Every company at some point in time starts to calculate and analyze unit economics. It can be done to prepare for a new investment round or to monitor and improve the existing metrics. But if it’s not a big deal for private clouds, it may be tricky for public cloud environments like AWS, MS Azure and GCP, or Kubernetes clusters. In this article I’ll try to explain how to calculate the infrastructure aspect of the unit economics for different types of workloads.

Please keep in mind that the end formula for each company is different and depends on your business, product and what parameters you prefer to use. For example, you may use only the cost of the production environment but some companies can also add the R&D costs (including infrastructure) to the equation.

Unit economics for private clouds

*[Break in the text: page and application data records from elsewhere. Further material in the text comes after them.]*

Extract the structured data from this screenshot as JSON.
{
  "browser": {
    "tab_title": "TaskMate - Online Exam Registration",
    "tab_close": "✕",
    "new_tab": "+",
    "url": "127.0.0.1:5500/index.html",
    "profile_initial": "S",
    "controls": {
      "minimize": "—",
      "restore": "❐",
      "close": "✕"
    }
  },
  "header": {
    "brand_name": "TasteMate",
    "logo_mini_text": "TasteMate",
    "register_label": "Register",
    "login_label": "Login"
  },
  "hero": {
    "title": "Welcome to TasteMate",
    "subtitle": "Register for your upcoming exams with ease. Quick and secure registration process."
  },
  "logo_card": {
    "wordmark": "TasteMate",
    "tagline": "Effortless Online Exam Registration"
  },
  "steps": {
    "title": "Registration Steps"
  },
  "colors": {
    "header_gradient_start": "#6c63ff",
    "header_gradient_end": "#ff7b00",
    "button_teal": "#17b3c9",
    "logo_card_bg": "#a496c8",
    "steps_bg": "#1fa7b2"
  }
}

For private clouds like VMware, Nutanix or bare metal, calculating unit economics is a pretty straightforward task, because a private cloud environment is not as variable or elastic as public clouds, we know how big our TCO is and we can calculate the economics. Here in the majority of the cases we take the TCO and divide it by the number of customers adding extra parameters into the equation, if necessary, like the cost of ads, marketing activities, datacenter lease etc.

Unit economics for public clouds

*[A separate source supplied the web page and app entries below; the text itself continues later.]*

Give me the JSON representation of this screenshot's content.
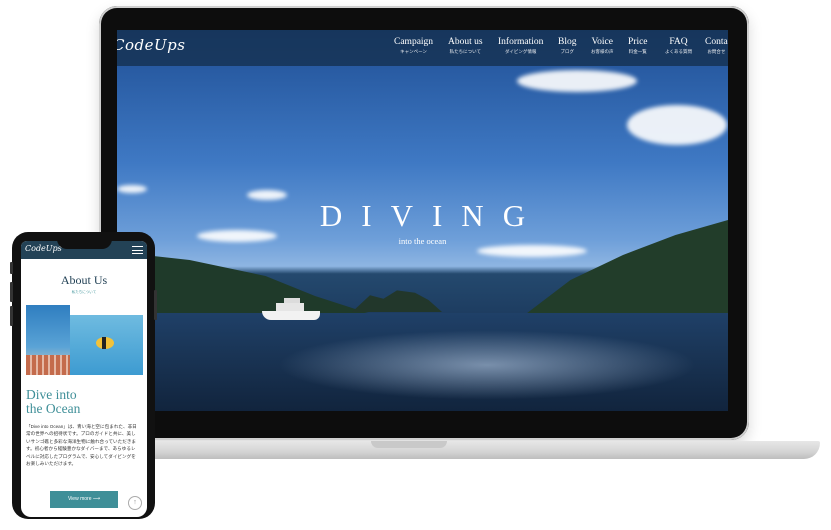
{
  "laptop": {
    "site": {
      "logo": "CodeUps",
      "nav": [
        {
          "en": "Campaign",
          "jp": "キャンペーン"
        },
        {
          "en": "About us",
          "jp": "私たちについて"
        },
        {
          "en": "Information",
          "jp": "ダイビング情報"
        },
        {
          "en": "Blog",
          "jp": "ブログ"
        },
        {
          "en": "Voice",
          "jp": "お客様の声"
        },
        {
          "en": "Price",
          "jp": "料金一覧"
        },
        {
          "en": "FAQ",
          "jp": "よくある質問"
        },
        {
          "en": "Conta",
          "jp": "お問合せ"
        }
      ],
      "hero": {
        "title": "DIVING",
        "subtitle": "into the ocean"
      }
    }
  },
  "phone": {
    "site": {
      "logo": "CodeUps",
      "about_title": "About Us",
      "about_sub": "私たちについて",
      "dive_title": "Dive into\nthe Ocean",
      "dive_text": "「Dive into Ocean」は、青い海と空に包まれた、非日常の世界への招待状です。プロのガイドと共に、美しいサンゴ礁と多彩な海洋生物に触れ合っていただきます。初心者から経験豊かなダイバーまで、あらゆるレベルに対応したプログラムで、安心してダイビングをお楽しみいただけます。",
      "view_more": "View more  ⟶",
      "scroll_top": "↑"
    }
  }
}
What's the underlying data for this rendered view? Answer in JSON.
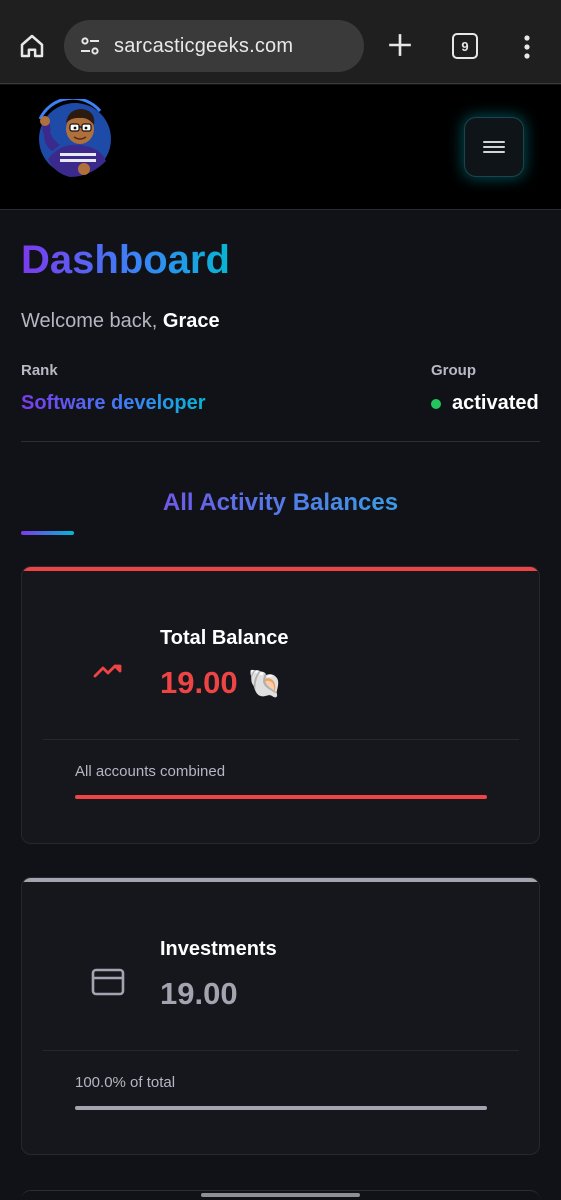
{
  "browser": {
    "url": "sarcasticgeeks.com",
    "tab_count": "9"
  },
  "header": {
    "avatar_icon": "cartoon-avatar",
    "menu_icon": "hamburger-icon"
  },
  "page": {
    "title": "Dashboard",
    "welcome_prefix": "Welcome back, ",
    "user_name": "Grace",
    "rank_label": "Rank",
    "rank_value": "Software developer",
    "group_label": "Group",
    "group_value": "activated",
    "group_status_color": "#22c55e"
  },
  "section": {
    "title": "All Activity Balances"
  },
  "cards": [
    {
      "title": "Total Balance",
      "amount": "19.00",
      "currency_icon": "🐚",
      "note": "All accounts combined",
      "progress": 1.0,
      "accent": "#ef4444",
      "icon": "trending-icon"
    },
    {
      "title": "Investments",
      "amount": "19.00",
      "note": "100.0% of total",
      "progress": 1.0,
      "accent": "#a3a4b0",
      "icon": "card-icon"
    }
  ]
}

For public clouds it is a much more complex operation as we need to calculate a cloud cost for applications, we need to deal with cloud billing and use third-party cost management or cloud-native tools like AWS Cost Explorer or Azure Advisor. The best way is to assign a specific tag for all the resources in your application and to track costs based on it. Keep in mind that you need to deal not only with their existing resources but also with the destroyed resources in a selected period of time. If you have a multi-cloud or a hybrid cloud environment, then the task becomes more complex as you need to retrieve data from multiple sources and reiterate the calculations.

Unit economics for Kubernetes environment

For Kubernetes environments calculating unit economics is extremely difficult because you can’t map your cloud cost on pods, namespaces, services and applications in your Kubernetes cluster. You know how much you pay for nodes, you can calculate the cost of the whole cluster using the recommendations above depending on if your cluster runs in a private or a public cloud. But then you need to figure out how to distribute the cluster expenses between pods, services and applications. Also, it is a very complex task to track a pod creation and destruction to properly get historical data and calculate the cost for it. You need to use libraries like Prometheus and Cost Analyzer to get historical data and monitor information, calculate idle resources and divide the cost of Kubernetes nodes across pods at every moment of time. You need to have labels for all their applications, namespaces and services in your Kubernetes cluster so you can properly group the resources and expenses.

Nick Smirnov, FinOps and digital transformation enthusiast, CEO at Hystax